MANDATA - Line Mountain School District would surpass the threshold for legal fees covered in its insurance policy if a judge rules it must pay the attorney fees for the plaintiffs in the female wrestler lawsuit it continues to fight in federal court.

The district paid a $10,000 deductible to its provider, Liberty Mutual, upon the claim being filed by Brian and Angie Beattie on behalf of their daughter, Audriana, last April. From there, the provider covers the next $100,000, whether that be the district's own attorney costs or those of the plaintiffs, or settlement costs.

School board President Troy Laudenslager said Friday he wasn't certain, but estimated the district has spent about $30,000 thus far on its own accord beyond the deductible.

The Beatties, after being granted a preliminary injunction in which a

judge essentially ruled in their favor, but which the district can still contest through a trial, filed a motion to have the district pay its legal fees to the tune of $140,682.

In a response filed Thursday, the district's attorneys called those fees "outrageous." They asked the court to reduce the amount of hours billed and the rates charged.

With Laudenslager's estimation of $30,000 spent, that would leave another $70,000 before the district would have to begin paying. That would leave another $70,682 toward the Beatties' fees, as they are now, and doesn't count the district's own growing bill for legal services - including, ironically, the cost to fight the plaintiffs' fee payment request.

The district pays $62,598 annually for insurance coverage, which includes property, crime, general liability, professional liability, automobile and others.

In the Beattie case, Line Mountain is represented by attorneys Christopher Conrad and Nicole Ehrhart, from Marshall Dennehey Warner Coleman & Goggin in Camp Hill. The Beatties are represented by Abbe F. Fletman, of Flaster/Greenberg PC and Terry L. Fromson, of the Women's Law Project.

The lawsuit was filed after the district opposed Audriana, a seventh-grader, joining the junior high wrestling team, arguing the sport is gender-specific. The Beatties said the decision violated equal rights clauses of the state and federal constitutions.

Audriana had wrestled for Line Mountain's elementary program, but last school year her parents were told of the district's gender-specific policy that would prevent her from competing on the junior and senior high levels.

The issue came to a head in April when the Beatties confronted the school board.
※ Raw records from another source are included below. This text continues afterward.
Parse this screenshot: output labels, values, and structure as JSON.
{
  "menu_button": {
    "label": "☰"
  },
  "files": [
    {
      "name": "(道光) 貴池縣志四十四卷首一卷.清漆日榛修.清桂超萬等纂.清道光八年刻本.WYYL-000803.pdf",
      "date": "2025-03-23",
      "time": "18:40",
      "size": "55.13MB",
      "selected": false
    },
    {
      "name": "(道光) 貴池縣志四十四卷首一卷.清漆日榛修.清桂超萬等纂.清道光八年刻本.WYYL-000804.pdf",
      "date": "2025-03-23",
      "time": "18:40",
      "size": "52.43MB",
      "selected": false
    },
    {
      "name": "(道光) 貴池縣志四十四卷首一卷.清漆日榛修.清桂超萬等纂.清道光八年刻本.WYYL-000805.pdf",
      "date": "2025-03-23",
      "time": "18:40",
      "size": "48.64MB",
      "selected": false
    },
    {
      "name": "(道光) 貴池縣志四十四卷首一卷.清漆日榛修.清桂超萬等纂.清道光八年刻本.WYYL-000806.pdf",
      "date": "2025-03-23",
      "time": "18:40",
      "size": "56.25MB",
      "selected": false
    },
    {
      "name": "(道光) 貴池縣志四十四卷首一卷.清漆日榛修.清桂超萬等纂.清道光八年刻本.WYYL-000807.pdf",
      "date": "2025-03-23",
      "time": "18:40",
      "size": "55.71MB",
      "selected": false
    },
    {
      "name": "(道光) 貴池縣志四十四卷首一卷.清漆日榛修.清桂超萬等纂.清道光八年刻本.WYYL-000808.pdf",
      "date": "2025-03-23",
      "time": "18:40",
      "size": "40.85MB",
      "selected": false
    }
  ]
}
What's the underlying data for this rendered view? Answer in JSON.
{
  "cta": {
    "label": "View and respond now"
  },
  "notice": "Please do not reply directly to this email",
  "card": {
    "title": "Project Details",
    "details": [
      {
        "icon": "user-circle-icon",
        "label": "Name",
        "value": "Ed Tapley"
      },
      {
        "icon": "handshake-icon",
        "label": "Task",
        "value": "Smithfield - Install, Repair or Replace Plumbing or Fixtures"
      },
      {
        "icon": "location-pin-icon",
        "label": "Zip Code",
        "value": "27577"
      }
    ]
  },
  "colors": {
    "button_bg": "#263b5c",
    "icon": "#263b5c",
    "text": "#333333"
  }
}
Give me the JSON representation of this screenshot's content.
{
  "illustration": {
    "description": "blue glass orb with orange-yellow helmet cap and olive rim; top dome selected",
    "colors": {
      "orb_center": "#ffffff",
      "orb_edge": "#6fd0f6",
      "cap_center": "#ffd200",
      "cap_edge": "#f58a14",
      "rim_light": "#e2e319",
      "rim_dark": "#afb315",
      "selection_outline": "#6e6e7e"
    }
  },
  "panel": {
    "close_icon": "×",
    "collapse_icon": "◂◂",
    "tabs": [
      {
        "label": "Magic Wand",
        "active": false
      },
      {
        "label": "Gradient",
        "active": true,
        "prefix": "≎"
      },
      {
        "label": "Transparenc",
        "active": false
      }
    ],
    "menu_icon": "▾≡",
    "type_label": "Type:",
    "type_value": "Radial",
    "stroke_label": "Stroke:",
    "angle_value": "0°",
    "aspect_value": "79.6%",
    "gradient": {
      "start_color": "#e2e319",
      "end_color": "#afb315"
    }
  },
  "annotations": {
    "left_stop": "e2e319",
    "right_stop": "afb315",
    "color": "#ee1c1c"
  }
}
With no resolution, they filed for a temporary restraining order and preliminary injunction.

A federal judge granted both - a temporary order on Nov. 1 and the preliminary injunction on Jan. 13. The orders have allowed Audriana to continue wrestling with the district program until the case is resolved, either by settlement or by trial.